TASK BRIEF: All of the entries below, duplicated exactly, make up the answer.

Interface dataset entries:
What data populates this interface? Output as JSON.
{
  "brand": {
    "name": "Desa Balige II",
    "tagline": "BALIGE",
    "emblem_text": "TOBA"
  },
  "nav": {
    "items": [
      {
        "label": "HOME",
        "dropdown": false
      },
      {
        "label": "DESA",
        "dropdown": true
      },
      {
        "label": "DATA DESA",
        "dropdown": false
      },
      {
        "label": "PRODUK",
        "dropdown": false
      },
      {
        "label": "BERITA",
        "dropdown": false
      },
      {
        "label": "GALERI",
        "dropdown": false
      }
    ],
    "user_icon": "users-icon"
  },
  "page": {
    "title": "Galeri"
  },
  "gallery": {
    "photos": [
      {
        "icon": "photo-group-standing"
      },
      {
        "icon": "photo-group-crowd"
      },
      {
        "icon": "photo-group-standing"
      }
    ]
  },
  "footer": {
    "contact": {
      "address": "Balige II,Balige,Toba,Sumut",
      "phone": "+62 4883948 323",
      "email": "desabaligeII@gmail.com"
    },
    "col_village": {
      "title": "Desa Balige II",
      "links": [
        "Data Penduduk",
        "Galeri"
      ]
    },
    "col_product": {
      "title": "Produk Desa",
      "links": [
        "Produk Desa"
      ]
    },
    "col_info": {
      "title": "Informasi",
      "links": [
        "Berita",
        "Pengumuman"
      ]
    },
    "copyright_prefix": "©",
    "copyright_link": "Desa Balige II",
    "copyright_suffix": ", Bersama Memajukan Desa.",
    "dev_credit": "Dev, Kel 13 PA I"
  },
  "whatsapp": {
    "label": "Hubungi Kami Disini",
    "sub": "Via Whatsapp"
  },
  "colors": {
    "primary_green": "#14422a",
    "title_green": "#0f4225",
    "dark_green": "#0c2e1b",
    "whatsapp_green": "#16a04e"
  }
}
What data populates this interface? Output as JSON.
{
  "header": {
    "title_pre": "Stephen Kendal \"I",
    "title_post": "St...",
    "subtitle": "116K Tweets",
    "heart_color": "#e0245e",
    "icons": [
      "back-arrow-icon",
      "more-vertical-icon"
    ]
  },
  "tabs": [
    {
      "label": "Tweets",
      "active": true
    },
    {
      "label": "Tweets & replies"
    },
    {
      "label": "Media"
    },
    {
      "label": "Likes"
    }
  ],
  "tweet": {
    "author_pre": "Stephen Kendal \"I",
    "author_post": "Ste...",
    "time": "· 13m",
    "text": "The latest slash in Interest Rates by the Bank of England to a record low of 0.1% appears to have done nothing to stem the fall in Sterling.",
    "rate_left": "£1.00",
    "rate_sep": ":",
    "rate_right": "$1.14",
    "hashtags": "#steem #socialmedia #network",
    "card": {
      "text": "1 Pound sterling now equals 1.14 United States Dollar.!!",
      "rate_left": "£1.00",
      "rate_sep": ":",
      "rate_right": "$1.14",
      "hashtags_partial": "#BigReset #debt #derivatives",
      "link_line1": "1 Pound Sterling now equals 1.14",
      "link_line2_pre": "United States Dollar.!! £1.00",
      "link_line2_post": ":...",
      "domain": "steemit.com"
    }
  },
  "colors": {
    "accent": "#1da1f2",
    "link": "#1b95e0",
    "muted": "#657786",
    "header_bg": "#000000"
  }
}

TASK RESULT:
What data populates this interface? Output as JSON.
{
  "brand": {
    "name": "Desa Balige II",
    "tagline": "BALIGE",
    "emblem_text": "TOBA"
  },
  "nav": {
    "items": [
      {
        "label": "HOME",
        "dropdown": false
      },
      {
        "label": "DESA",
        "dropdown": true
      },
      {
        "label": "DATA DESA",
        "dropdown": false
      },
      {
        "label": "PRODUK",
        "dropdown": false
      },
      {
        "label": "BERITA",
        "dropdown": false
      },
      {
        "label": "GALERI",
        "dropdown": false
      }
    ],
    "user_icon": "users-icon"
  },
  "page": {
    "title": "Galeri"
  },
  "gallery": {
    "photos": [
      {
        "icon": "photo-group-standing"
      },
      {
        "icon": "photo-group-crowd"
      },
      {
        "icon": "photo-group-standing"
      }
    ]
  },
  "footer": {
    "contact": {
      "address": "Balige II,Balige,Toba,Sumut",
      "phone": "+62 4883948 323",
      "email": "desabaligeII@gmail.com"
    },
    "col_village": {
      "title": "Desa Balige II",
      "links": [
        "Data Penduduk",
        "Galeri"
      ]
    },
    "col_product": {
      "title": "Produk Desa",
      "links": [
        "Produk Desa"
      ]
    },
    "col_info": {
      "title": "Informasi",
      "links": [
        "Berita",
        "Pengumuman"
      ]
    },
    "copyright_prefix": "©",
    "copyright_link": "Desa Balige II",
    "copyright_suffix": ", Bersama Memajukan Desa.",
    "dev_credit": "Dev, Kel 13 PA I"
  },
  "whatsapp": {
    "label": "Hubungi Kami Disini",
    "sub": "Via Whatsapp"
  },
  "colors": {
    "primary_green": "#14422a",
    "title_green": "#0f4225",
    "dark_green": "#0c2e1b",
    "whatsapp_green": "#16a04e"
  }
}
What data populates this interface? Output as JSON.
{
  "header": {
    "title_pre": "Stephen Kendal \"I",
    "title_post": "St...",
    "subtitle": "116K Tweets",
    "heart_color": "#e0245e",
    "icons": [
      "back-arrow-icon",
      "more-vertical-icon"
    ]
  },
  "tabs": [
    {
      "label": "Tweets",
      "active": true
    },
    {
      "label": "Tweets & replies"
    },
    {
      "label": "Media"
    },
    {
      "label": "Likes"
    }
  ],
  "tweet": {
    "author_pre": "Stephen Kendal \"I",
    "author_post": "Ste...",
    "time": "· 13m",
    "text": "The latest slash in Interest Rates by the Bank of England to a record low of 0.1% appears to have done nothing to stem the fall in Sterling.",
    "rate_left": "£1.00",
    "rate_sep": ":",
    "rate_right": "$1.14",
    "hashtags": "#steem #socialmedia #network",
    "card": {
      "text": "1 Pound sterling now equals 1.14 United States Dollar.!!",
      "rate_left": "£1.00",
      "rate_sep": ":",
      "rate_right": "$1.14",
      "hashtags_partial": "#BigReset #debt #derivatives",
      "link_line1": "1 Pound Sterling now equals 1.14",
      "link_line2_pre": "United States Dollar.!! £1.00",
      "link_line2_post": ":...",
      "domain": "steemit.com"
    }
  },
  "colors": {
    "accent": "#1da1f2",
    "link": "#1b95e0",
    "muted": "#657786",
    "header_bg": "#000000"
  }
}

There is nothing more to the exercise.